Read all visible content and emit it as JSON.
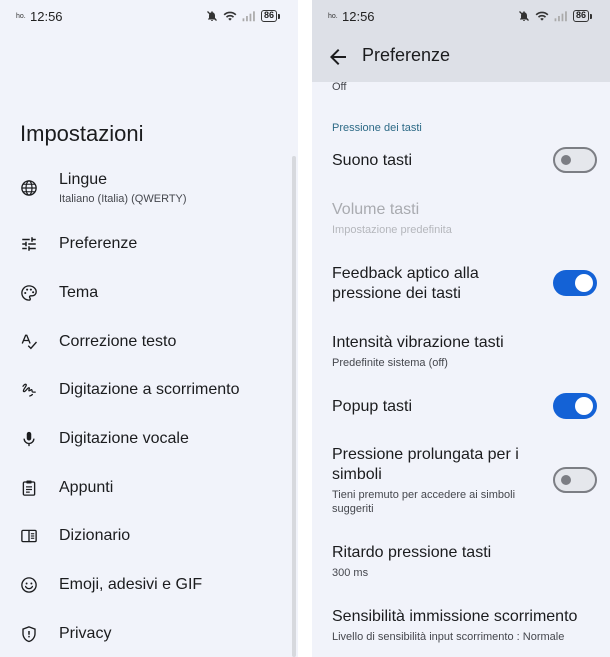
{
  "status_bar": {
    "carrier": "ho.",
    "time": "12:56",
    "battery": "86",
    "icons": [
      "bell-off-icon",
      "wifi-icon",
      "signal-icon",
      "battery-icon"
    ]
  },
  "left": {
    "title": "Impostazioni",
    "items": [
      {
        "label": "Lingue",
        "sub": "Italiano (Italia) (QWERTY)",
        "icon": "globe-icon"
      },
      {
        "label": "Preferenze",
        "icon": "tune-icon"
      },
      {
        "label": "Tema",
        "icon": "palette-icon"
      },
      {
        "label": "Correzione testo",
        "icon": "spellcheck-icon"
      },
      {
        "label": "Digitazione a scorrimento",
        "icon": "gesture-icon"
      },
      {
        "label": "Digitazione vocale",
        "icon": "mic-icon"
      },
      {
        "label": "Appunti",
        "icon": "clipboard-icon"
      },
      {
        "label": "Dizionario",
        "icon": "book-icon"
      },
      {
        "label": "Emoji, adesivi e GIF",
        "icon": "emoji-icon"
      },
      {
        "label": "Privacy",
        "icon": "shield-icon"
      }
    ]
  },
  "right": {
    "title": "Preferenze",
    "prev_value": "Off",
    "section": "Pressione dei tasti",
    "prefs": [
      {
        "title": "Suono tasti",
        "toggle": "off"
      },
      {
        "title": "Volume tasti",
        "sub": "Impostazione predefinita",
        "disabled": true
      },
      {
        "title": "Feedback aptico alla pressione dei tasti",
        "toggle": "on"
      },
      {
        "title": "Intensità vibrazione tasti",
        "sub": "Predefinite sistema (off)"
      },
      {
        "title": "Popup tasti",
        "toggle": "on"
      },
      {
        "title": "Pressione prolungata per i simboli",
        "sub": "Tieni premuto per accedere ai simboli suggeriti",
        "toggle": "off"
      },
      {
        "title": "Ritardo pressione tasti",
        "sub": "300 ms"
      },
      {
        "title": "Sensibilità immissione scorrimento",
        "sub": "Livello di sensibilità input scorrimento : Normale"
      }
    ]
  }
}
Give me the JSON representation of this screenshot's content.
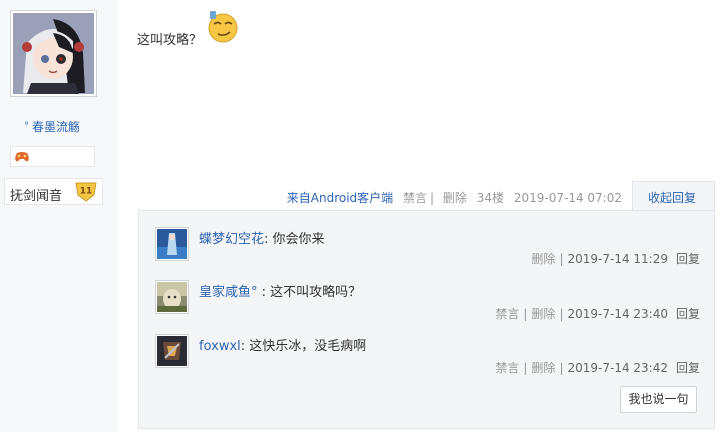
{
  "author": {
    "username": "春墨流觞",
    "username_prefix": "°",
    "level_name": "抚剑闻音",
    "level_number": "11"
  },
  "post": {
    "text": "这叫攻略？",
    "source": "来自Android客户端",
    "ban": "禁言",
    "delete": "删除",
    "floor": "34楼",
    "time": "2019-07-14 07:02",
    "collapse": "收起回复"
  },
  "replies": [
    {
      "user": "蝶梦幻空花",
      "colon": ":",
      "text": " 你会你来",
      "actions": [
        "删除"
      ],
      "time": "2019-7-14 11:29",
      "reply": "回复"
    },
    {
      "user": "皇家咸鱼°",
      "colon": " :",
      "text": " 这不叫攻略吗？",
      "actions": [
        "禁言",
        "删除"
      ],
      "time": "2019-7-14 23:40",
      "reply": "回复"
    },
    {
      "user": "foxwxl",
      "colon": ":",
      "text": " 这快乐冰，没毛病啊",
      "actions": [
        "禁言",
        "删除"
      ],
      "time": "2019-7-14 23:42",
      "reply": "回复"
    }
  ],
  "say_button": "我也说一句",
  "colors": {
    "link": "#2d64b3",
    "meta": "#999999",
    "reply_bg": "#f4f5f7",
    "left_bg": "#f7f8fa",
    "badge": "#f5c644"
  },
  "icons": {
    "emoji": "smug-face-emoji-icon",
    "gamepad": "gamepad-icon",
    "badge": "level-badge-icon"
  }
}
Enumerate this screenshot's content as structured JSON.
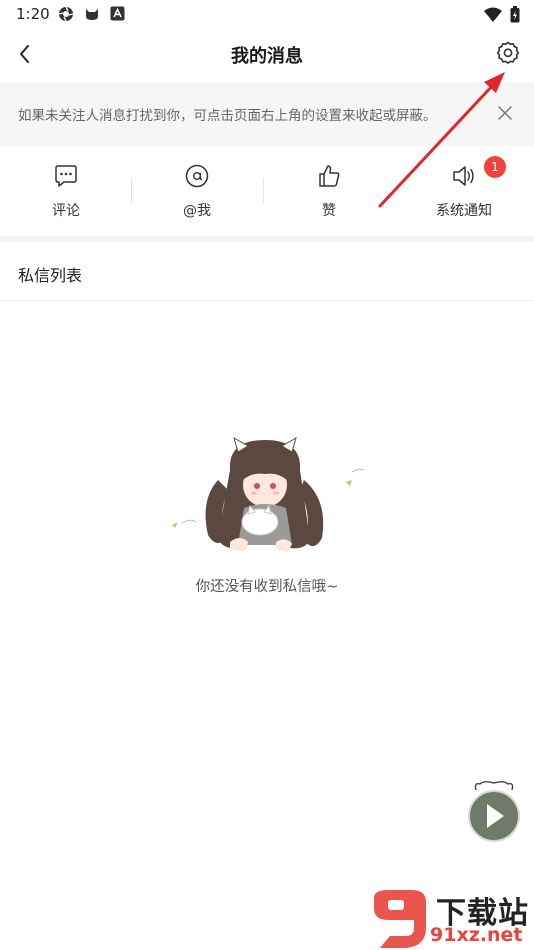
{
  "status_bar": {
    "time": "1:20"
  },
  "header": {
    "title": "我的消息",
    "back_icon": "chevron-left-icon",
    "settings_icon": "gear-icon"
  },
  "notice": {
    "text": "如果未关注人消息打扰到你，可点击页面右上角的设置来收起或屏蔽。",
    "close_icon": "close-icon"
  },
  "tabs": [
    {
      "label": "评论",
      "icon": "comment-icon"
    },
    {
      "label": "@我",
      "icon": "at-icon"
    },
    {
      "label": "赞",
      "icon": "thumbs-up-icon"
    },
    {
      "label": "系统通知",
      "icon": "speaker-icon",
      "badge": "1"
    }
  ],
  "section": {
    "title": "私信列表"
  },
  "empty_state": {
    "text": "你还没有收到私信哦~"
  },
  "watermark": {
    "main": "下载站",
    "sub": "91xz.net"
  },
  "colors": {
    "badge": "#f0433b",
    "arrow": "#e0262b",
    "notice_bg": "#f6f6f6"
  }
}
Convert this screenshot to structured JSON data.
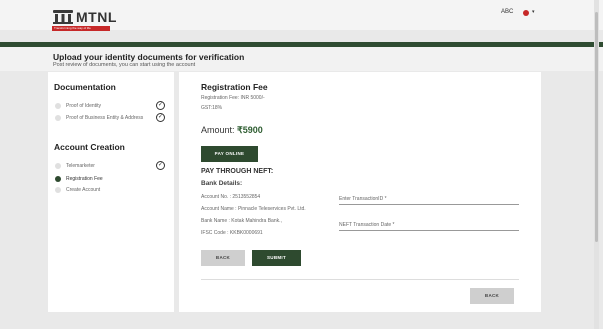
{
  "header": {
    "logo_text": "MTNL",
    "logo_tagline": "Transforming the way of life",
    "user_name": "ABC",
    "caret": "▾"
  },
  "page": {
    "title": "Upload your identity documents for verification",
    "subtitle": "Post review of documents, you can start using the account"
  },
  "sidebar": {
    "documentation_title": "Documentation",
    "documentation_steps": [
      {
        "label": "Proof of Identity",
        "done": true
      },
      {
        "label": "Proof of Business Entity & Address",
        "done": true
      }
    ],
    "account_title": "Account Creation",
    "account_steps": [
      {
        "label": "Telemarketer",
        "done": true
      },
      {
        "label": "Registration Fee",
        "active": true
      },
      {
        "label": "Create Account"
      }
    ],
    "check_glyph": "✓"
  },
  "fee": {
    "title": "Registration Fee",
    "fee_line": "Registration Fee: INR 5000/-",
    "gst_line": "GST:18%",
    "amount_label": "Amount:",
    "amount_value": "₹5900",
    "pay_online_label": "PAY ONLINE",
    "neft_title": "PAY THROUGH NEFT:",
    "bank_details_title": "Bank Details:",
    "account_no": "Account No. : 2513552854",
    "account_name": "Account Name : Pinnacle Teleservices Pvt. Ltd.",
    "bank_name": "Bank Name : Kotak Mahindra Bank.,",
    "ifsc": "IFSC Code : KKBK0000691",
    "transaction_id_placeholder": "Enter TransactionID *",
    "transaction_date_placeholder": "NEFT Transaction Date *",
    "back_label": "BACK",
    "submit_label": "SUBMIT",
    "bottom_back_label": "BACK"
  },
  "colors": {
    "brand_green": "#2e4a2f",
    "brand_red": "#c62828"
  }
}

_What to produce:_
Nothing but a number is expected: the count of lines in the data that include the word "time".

_Solution to this problem:_
6